Adaptive Optics Sees Eye Rod Cells Clearly
Adaptive Optics (AO), the technology used by astronomers to study distant stars and galaxies clear of distortion has been used by scientists to study the cellular structure of the living eye, clear of the distortion posed by the outer eye. The researchers, from the University of Rochester, Marquette University, and the Medical College of Wisconsin, had to improve the design of non-invasive AO imaging systems. They did just that, pushing the resolution of AO to nearly 2 microns (1/1,000 of a millimeter), which is the approximate diameter of a single rod in the human eye.
There are two types of photoreceptor cells in the eye, rods and cones. Using their AO system with the higher resolution the researchers were able to clearly view even the smallest cone cells which are found at the center of the retina (in the foveal center.) The researchers also report that this is the first time that rods have been clearly and directly imaged in vivo (within a living eye).
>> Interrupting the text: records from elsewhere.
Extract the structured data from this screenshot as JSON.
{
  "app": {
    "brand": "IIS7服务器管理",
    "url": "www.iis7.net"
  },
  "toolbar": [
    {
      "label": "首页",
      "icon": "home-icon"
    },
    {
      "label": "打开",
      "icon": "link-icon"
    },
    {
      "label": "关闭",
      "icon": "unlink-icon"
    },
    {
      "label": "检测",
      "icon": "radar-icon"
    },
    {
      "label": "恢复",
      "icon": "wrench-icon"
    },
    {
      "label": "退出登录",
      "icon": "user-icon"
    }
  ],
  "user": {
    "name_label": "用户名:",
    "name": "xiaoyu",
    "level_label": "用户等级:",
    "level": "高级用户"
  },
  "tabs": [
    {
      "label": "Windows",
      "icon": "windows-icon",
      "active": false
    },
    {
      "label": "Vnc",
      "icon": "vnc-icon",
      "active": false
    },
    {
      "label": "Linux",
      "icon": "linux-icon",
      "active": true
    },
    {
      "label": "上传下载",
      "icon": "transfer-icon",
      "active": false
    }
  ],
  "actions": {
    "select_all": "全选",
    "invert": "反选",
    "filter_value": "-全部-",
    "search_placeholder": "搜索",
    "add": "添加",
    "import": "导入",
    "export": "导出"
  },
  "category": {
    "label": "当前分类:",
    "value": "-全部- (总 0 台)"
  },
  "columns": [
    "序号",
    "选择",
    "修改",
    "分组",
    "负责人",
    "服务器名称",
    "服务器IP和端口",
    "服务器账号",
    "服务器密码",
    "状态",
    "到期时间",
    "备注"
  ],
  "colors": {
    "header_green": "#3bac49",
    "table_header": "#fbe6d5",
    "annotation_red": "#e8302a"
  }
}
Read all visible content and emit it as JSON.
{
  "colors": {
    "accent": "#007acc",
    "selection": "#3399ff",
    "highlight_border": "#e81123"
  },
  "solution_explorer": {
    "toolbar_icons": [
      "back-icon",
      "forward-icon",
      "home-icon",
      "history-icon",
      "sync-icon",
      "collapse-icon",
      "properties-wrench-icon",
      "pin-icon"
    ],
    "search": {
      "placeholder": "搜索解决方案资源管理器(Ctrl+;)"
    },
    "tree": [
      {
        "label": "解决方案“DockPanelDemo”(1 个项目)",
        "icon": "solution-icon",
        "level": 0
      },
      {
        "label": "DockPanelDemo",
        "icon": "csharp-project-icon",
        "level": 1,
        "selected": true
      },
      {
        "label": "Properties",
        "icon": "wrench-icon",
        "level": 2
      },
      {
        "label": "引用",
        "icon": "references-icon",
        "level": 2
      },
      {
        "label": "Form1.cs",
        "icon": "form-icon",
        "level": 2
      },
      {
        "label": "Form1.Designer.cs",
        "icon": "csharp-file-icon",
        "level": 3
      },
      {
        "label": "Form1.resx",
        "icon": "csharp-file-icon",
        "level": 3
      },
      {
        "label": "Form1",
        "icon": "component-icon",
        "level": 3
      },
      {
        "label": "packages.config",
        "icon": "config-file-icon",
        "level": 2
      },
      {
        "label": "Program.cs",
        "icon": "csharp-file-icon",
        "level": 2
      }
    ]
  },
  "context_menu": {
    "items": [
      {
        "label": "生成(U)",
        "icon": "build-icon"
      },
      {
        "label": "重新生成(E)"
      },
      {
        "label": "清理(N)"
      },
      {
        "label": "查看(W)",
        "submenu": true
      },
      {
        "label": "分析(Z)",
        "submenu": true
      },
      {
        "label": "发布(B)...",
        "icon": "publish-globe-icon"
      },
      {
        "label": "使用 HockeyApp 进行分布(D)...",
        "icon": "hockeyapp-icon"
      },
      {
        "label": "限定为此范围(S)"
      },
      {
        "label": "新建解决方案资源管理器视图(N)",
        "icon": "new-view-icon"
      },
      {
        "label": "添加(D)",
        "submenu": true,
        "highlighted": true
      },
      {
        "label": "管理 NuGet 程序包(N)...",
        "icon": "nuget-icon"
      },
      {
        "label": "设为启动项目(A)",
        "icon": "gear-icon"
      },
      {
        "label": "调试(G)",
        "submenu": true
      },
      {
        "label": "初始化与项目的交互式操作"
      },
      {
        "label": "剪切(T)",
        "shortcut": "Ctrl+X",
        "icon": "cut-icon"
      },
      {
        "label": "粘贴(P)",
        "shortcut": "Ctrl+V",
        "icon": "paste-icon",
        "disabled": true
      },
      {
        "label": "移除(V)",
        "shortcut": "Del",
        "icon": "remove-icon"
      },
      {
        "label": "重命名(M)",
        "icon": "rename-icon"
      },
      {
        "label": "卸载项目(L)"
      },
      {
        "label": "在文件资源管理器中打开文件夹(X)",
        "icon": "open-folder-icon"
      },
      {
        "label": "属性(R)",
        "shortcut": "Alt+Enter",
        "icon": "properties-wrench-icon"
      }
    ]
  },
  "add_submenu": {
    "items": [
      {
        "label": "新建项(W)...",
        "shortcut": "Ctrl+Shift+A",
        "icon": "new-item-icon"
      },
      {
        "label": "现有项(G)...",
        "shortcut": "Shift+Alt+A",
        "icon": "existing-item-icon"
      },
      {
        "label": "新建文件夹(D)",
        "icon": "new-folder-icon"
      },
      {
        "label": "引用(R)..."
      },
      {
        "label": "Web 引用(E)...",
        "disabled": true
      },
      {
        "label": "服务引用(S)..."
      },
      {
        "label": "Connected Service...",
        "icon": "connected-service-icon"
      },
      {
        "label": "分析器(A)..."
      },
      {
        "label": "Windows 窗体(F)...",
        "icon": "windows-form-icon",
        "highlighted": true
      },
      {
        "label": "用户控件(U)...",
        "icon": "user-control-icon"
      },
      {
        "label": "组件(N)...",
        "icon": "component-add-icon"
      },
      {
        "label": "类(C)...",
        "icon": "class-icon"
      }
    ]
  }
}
The research, published in papers in the Optical Society’s journal Biomedical Optics Express, is significant because according to the researchers the ability to see the cells you are trying to work on is a critical step in the process of restoring a patient’s damaged vision. Retinal disease can be difficult to detect, and is often to the point where significant cellular damage has already taken place by the time treatment is attempted. Many of the eye diseases that are more likely to be treatable affect the rods, therefore this imaging technique could prove to be very useful.
The use of AO for studying the eye isn’t a novel concept. The premise behind AO lies in astronomy, where the technology is used to correct the blurring effect of the Earth’s atmosphere by using a reference point (a bright star), which is monitored and used to create a mirror image with an exact but opposite distortion to the effects of the atmosphere. Ultimately, this results in images with significantly higher resolution.
This time-tested technology was first implemented in optics in the late 1990’s, because similar to light bending and becoming distorted as it passes through the atmosphere, light traveling through the eye is also subject to bending and distortion. This makes medical imaging of the eye extremely difficult. Early AO systems for the eye were effective at imaging cone cells, but without a higher resolution were not capable of capturing clear, contiguous images of rods, which are smaller than cones, and outnumber cones in the retina 20-1.
The design breakthrough that improved the AO imaging system so that it could capture adequate views of the rod cells was a simple fix. The spherical mirrors that act as lenses in the instrument were folded into a 3-D structure, which was enough to make the instrument capable of capturing the contiguous rod mosaic and the entire cone mosaic in the foveal center.
According to the researchers, in addition to developing their design for a widely available clinical model, the next step for AO technology is teaching colleagues to interpret AO images. The researchers predict that in the next 5-10 years, high resolution AO systems will be routinely used to help doctors look into patients’ eyes with enough precision and clarity to view individual rods. This would vastly improve doctors’ ability to provide early intervention for retina disease, and allow the state of individual cells in response to treatments to be easily monitored.
(via Science Direct)